Remember when you were little and the first tendrils of cool air seeped from the arctic, and your mom would make you try on every single item of clothing that she had packed away in the spring?

And remember how much fun it was to discover that all the clothes had shrunk over the summer?  That the arms of the jackets were too short, the skirts showing too much leg for decency, and how the waistband of the pants didn’t always come together?  And remember going shopping with your mom for everything from socks to a winter jacket?  And remember how fun it was to try on those bigger sizes?

And then, a few years later, your mom would still decree that you try on everything “for size,” but by now you were a teenager and it wasn’t much size that was the problem, but style.  “I wore that last year?” you’d ask yourself as the give-away pile, that you claimed was a “too small” pile, became a mountain.
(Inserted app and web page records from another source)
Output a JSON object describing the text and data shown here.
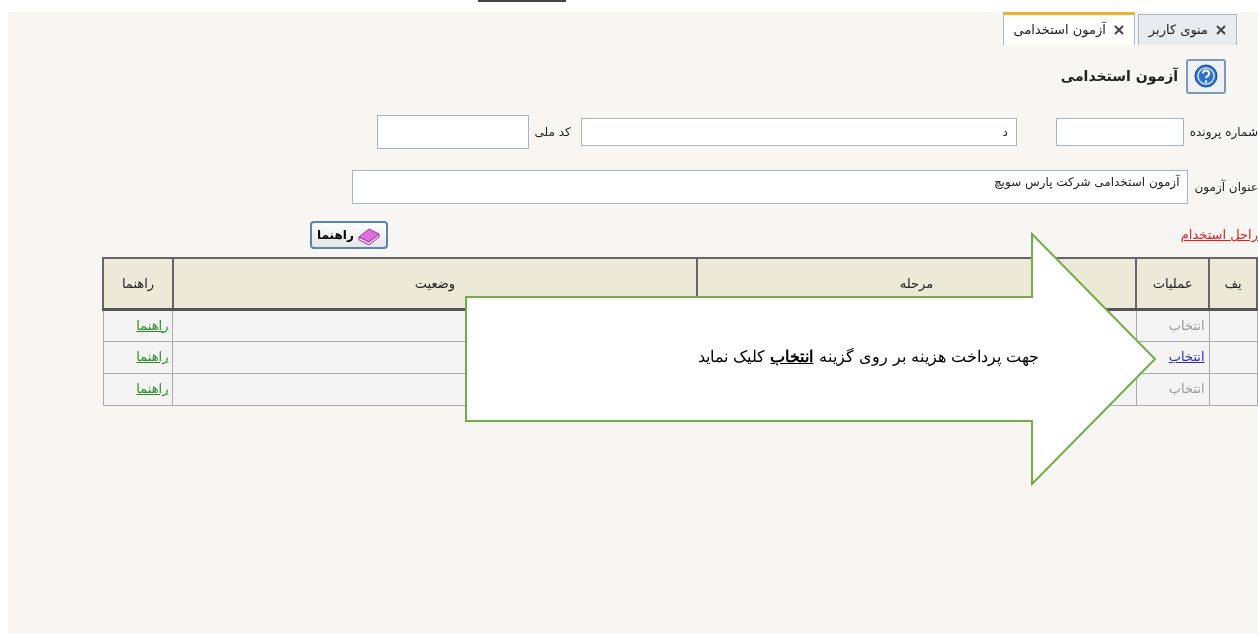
{
  "tabs": [
    {
      "label": "منوی کاربر",
      "selected": false
    },
    {
      "label": "آزمون استخدامی",
      "selected": true
    }
  ],
  "page_title": "آزمون استخدامی",
  "form": {
    "file_number_label": "شماره پرونده",
    "name_value": "د",
    "national_code_label": "کد ملی",
    "exam_title_label": "عنوان آزمون",
    "exam_title_value": "آزمون استخدامی شرکت پارس سویچ"
  },
  "stages_link": "راحل استخدام",
  "help_button": "راهنما",
  "table": {
    "columns": [
      "یف",
      "عملیات",
      "مرحله",
      "وضعیت",
      "راهنما"
    ],
    "rows": [
      {
        "action": "انتخاب",
        "enabled": false,
        "guide": "راهنما"
      },
      {
        "action": "انتخاب",
        "enabled": true,
        "guide": "راهنما"
      },
      {
        "action": "انتخاب",
        "enabled": false,
        "guide": "راهنما"
      }
    ]
  },
  "callout": {
    "text": "جهت پرداخت هزینه بر روی گزینه **انتخاب** کلیک نماید"
  }
}
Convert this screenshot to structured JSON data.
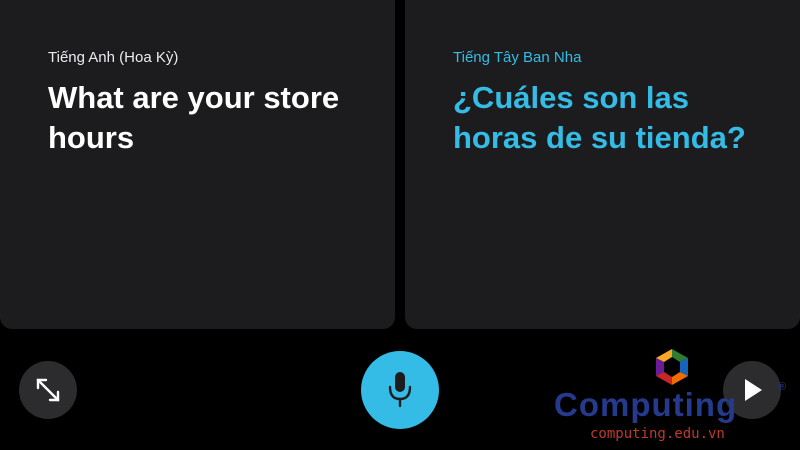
{
  "source_panel": {
    "language": "Tiếng Anh (Hoa Kỳ)",
    "text": "What are your store hours"
  },
  "target_panel": {
    "language": "Tiếng Tây Ban Nha",
    "text": "¿Cuáles son las horas de su tienda?"
  },
  "controls": {
    "expand_icon": "expand-arrows-icon",
    "mic_icon": "microphone-icon",
    "play_icon": "play-icon"
  },
  "colors": {
    "accent": "#35bce6",
    "card_background": "#1c1c1e",
    "button_background": "#2c2c2e",
    "page_background": "#000000"
  },
  "watermark": {
    "name": "Computing",
    "registered": "®",
    "url": "computing.edu.vn"
  }
}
And remember a decade or two later, after the babies and after just a few French fries and ice cream cones, and how the clothes in the back of the closet started shrinking again?  The skirts were too short, the jackets were so tight you looked like a scarecrow in a field, and the jeans?  Forget the jeans.  Let’s not even think about the jeans, or those itty bitty belts that now looked like garters.

And how the shopping for a size larger wasn’t nearly so much fun as when you did it with your mom, and she’d make you come out of the dressing room and parade around the clothing department like a runway model?  This time, it wasn’t fun.  At all.  It was especially not fun to spend your money on bigger sizes even if they were more comfortable and actually made you look slimmer.  You knew the depressing number on the size tag, even if you snipped it off with a pair of scissors as soon as you got home.

I have experienced all of these incantations, and I have never experienced the reverse, having the size go down.  In fact, I had grown shorter with the years.  I had images of myself shrinking gradually to pygmy size and having to shop in the “husky” girl’s section.

But today?  Today I grew!  I grew a whole, entire inch!  No kidding.

I love what it’s done for my posture, and I really love what it has done for my BMI (Body Mass Index, a nasty number best to avoid calculating because, generally speaking, it is depressing.)  Growing an inch was like losing five pounds.  It totally changed the numbers of the BMI and turned me into a seriously healthy height/weight profile.

How did I do this?  Not by buying a new pair of shoes, but with a professional measurement.  I was weighed, measured, had my blood pressure and grip strength tested as part of the Tomorrow Project, a long-term health study that aims to find the causes of cancer.  I’d like to say it didn’t hurt, but it did, just a little, when the needle pricked my skin for the blood test, but for that extra inch of height, it was worth it.

Thousands of volunteers are still needed.  If you are between the ages of 35 and 69 and have never been diagnosed with cancer, consider becoming involved.  It’s virtually painless and our combined health information might make a difference.  Besides, you might surprise yourself and find you stand a little taller.

For more info, visit

© 2012 Sue Farrell Holler